I dream of an angry God, holding back rain as a punishment on poor farmers.
I dream of the sky taunting us with the hope of thunder and lightning, but holding back the promise of rain.
And then worst of all, I dream of rain. Sweet, cool refreshing rain that soaks into the ground and brings life and hope once again.
But then I wake up and realize it was just a dream and that I am living in a nightmare.
Hope died with the dust that fell from Papa’s hand that morning.
The rain will never come.
I lie in bed, after living through a day that was the same as yesterday. I wonder briefly if tomorrow might break the pattern of dusty monotony, then decide that no, it will not. Tomorrow will be the same as today – hopeless and rainless.
I can hear the low murmur of Papa and Mama talking in the other room. They thought I hadn’t heard them talking earlier, but I had. They were murmuring about giving up the farm, of going to the East to live with Mama’s sister. Whispers that signalled the final end of everything we’d ever hoped, dreamed and lived for.
Tears come much easier now than they used to, and so I lie there, stifling in the darkness, stifling my sobs. Sleep eventually comes, long after their murmurs have stopped and the harvest moon has risen. I am restless, drifting in and out of nightmares that are too close to reality.
Then a noise cuts through my shadowy dreams, jerking me awake. I lie there, panting softly in the heat, straining my eyes in the darkness.
The noise comes again, a strange intermittent tapping that seems to be coming from the roof above me. The tapping grows in intensity and loudness, as if someone is throwing stones randomly from the sky. I cast about in my sleep-fogged brain, trying to identify the noise. It seems vaguely familiar, as if I had dreamt about it long ago.
Then the truth hits me with the force of a train. I leap out of bed, tripping over my discarded clothes in the darkness, crashing into the door. I tear it open, heedless of my elbows or the clothes or the hinges.
“Papa, Mama!” I scream.
Dashing through the kitchen, I pull open the front door.
It is as if heaven stands before me.
The smell of life comes flooding into the house, dispelling the smell of the dust that has filled our nostrils for so long. I look out through tear filled eyes at the rain that thuds onto the ground.
Somehow I find myself in the front yard, screaming for joy. My face is turned up to the sky that drops its long awaited gift upon the earth. I run and jump and skip, my heart singing for joy.
I turn and see Papa dancing with Mama in the puddles of water that have quickly accumulated on the ground.

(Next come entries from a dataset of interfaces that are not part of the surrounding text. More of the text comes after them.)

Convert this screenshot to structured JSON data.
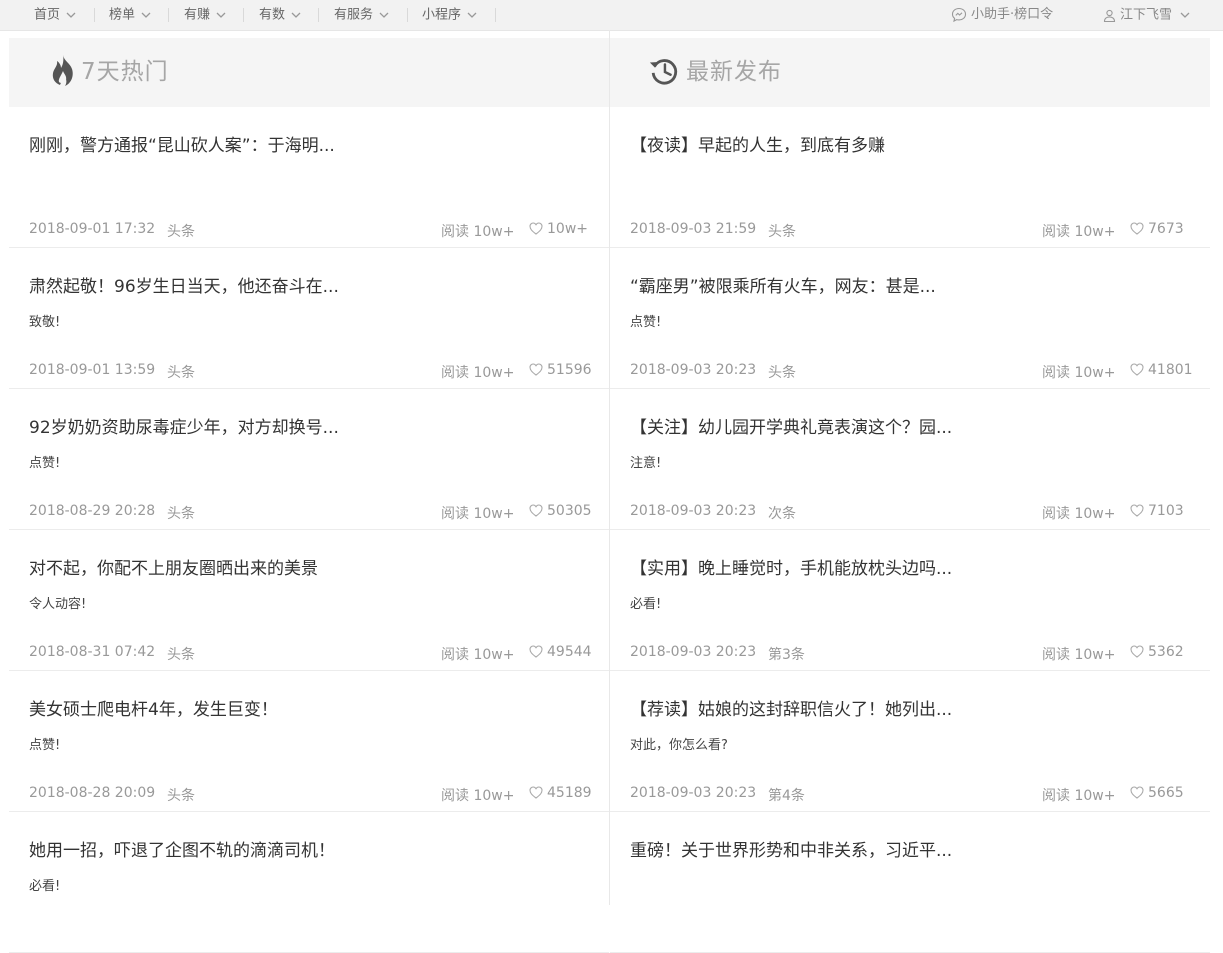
{
  "nav": {
    "items": [
      {
        "label": "首页"
      },
      {
        "label": "榜单"
      },
      {
        "label": "有赚"
      },
      {
        "label": "有数"
      },
      {
        "label": "有服务"
      },
      {
        "label": "小程序"
      }
    ],
    "assistant_label": "小助手·榜口令",
    "user_label": "江下飞雪"
  },
  "left": {
    "title": "7天热门",
    "icon": "flame-icon",
    "items": [
      {
        "title": "刚刚，警方通报“昆山砍人案”：于海明...",
        "sub": "",
        "date": "2018-09-01 17:32",
        "pos": "头条",
        "read": "阅读 10w+",
        "likes": "10w+"
      },
      {
        "title": "肃然起敬！96岁生日当天，他还奋斗在...",
        "sub": "致敬!",
        "date": "2018-09-01 13:59",
        "pos": "头条",
        "read": "阅读 10w+",
        "likes": "51596"
      },
      {
        "title": "92岁奶奶资助尿毒症少年，对方却换号...",
        "sub": "点赞!",
        "date": "2018-08-29 20:28",
        "pos": "头条",
        "read": "阅读 10w+",
        "likes": "50305"
      },
      {
        "title": "对不起，你配不上朋友圈晒出来的美景",
        "sub": "令人动容!",
        "date": "2018-08-31 07:42",
        "pos": "头条",
        "read": "阅读 10w+",
        "likes": "49544"
      },
      {
        "title": "美女硕士爬电杆4年，发生巨变！",
        "sub": "点赞!",
        "date": "2018-08-28 20:09",
        "pos": "头条",
        "read": "阅读 10w+",
        "likes": "45189"
      },
      {
        "title": "她用一招，吓退了企图不轨的滴滴司机！",
        "sub": "必看!",
        "date": "",
        "pos": "",
        "read": "",
        "likes": ""
      }
    ]
  },
  "right": {
    "title": "最新发布",
    "icon": "history-clock-icon",
    "items": [
      {
        "title": "【夜读】早起的人生，到底有多赚",
        "sub": "",
        "date": "2018-09-03 21:59",
        "pos": "头条",
        "read": "阅读 10w+",
        "likes": "7673"
      },
      {
        "title": "“霸座男”被限乘所有火车，网友：甚是...",
        "sub": "点赞!",
        "date": "2018-09-03 20:23",
        "pos": "头条",
        "read": "阅读 10w+",
        "likes": "41801"
      },
      {
        "title": "【关注】幼儿园开学典礼竟表演这个？园...",
        "sub": "注意!",
        "date": "2018-09-03 20:23",
        "pos": "次条",
        "read": "阅读 10w+",
        "likes": "7103"
      },
      {
        "title": "【实用】晚上睡觉时，手机能放枕头边吗...",
        "sub": "必看!",
        "date": "2018-09-03 20:23",
        "pos": "第3条",
        "read": "阅读 10w+",
        "likes": "5362"
      },
      {
        "title": "【荐读】姑娘的这封辞职信火了！她列出...",
        "sub": "对此，你怎么看?",
        "date": "2018-09-03 20:23",
        "pos": "第4条",
        "read": "阅读 10w+",
        "likes": "5665"
      },
      {
        "title": "重磅！关于世界形势和中非关系，习近平...",
        "sub": "",
        "date": "",
        "pos": "",
        "read": "",
        "likes": ""
      }
    ]
  },
  "colors": {
    "topbar_bg": "#f2f2f2",
    "header_bg": "#f5f5f5",
    "muted": "#999999",
    "title_text": "#333333",
    "icon_dark": "#555555"
  }
}
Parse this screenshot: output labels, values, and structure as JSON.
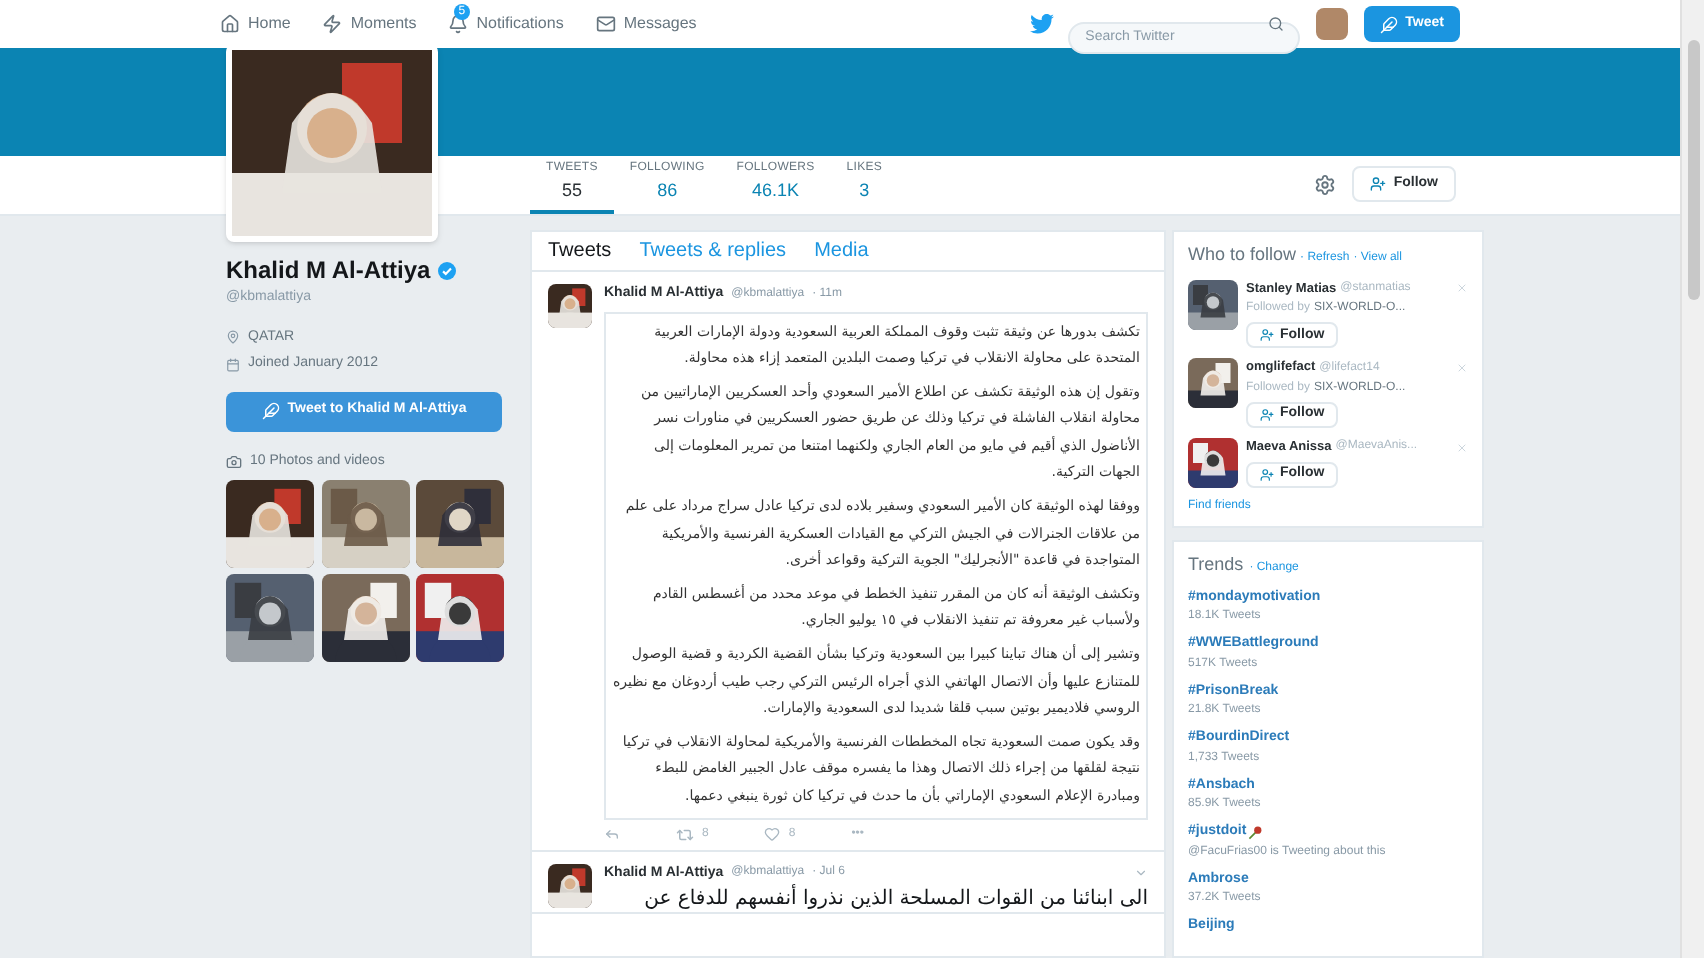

I can’t tell if they’re crying or laughing – I don’t know myself whether I’m crying or laughing. Rain pelts my head and runs heavy down my face, washing away the dust of despair.
“Thank you, thank you, thank you!” I cry over and over again, laughter bubbling up between sobs.
I run to Papa and Mama. I can see the joy dripping from their drenched clothes, feel it radiating from their gleaming smiles. Papa’s eyes flash with light, Mama stands straight and strong.
We join hands and dance together, as the rain pours from the sky.